Once divorced, you won't be able to stay on a spouse's employer plan. Medicare is not available until age 65, and there may be costs for any supplemental insurance.
Munro suggests considering long-term care insurance that would pay benefits if you needed at-home care or a stay in an assisted-living facility. Without a significant other, you do not have that safety net of a spouse as a caregiver. Be warned: finding a reasonably-priced plan gets harder as you age.
Understand your assets
The value of $100,000 in a checking account is not the same as $100,000 in an IRA or $100,000 in home equity, said Jones. Estimating the value of those assets over time, as a financial planner can help do, is crucial to plan properly for retirement. For example, a home may increase in value over time but won't provide steady income and will take money to maintain, while the same stake in stocks could throw off dividend income but potentially lose value in a market correction.
"I can guarantee you there will be elements of the financial plan that have unintended consequences," Jones said.
A professional can also discuss the tax implications of those strategies. Older clients who have built significant home equity may face capital gains taxes if they sell, which divorcing younger adults would not, said Sara Stanich, a financial planner in New York.
Do your paperwork
Don't neglect the details. Update all the legal agreements and accounts you've set up during the course of your marriage, from bank accounts to deeds. Pay special attention to wills, estate plans and beneficiary designations for retirement accounts.

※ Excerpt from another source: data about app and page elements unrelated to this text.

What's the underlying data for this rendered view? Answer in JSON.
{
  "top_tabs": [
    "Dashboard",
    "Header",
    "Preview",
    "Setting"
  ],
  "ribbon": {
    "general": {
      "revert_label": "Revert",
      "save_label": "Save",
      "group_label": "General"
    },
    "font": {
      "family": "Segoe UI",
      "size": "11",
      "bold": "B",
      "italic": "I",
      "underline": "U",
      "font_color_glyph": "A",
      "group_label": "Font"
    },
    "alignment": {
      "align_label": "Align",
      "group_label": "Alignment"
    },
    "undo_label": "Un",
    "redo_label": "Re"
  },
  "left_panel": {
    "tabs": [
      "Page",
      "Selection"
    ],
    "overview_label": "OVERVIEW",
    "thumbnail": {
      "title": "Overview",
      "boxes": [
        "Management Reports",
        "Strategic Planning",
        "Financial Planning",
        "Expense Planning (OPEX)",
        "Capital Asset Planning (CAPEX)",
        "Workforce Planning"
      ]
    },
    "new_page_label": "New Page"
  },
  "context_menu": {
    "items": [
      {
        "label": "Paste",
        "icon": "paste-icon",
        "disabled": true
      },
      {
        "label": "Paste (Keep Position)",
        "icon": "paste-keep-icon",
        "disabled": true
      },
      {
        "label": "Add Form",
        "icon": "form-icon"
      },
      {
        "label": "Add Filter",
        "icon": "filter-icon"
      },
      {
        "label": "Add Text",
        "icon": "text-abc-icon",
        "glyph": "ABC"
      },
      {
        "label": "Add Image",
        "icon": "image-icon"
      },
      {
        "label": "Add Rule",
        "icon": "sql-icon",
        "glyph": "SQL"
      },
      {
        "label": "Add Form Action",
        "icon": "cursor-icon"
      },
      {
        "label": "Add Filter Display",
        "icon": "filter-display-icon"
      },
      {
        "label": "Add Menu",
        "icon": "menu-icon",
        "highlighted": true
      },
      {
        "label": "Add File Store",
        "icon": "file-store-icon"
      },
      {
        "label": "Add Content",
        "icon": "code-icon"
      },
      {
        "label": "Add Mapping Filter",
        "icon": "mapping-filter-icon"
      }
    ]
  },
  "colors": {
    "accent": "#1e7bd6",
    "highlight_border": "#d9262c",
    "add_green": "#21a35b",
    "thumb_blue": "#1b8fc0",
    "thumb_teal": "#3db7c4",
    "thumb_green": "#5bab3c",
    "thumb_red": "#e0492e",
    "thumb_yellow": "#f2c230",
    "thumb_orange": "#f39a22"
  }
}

If you don't update your will, Jones said, most states will invalidate it when they see a couple has divorced. Not so for beneficiary designations. If you've split and forgotten to change your beneficiary on your 401(k), your ex will get your cash whether you want them to or not.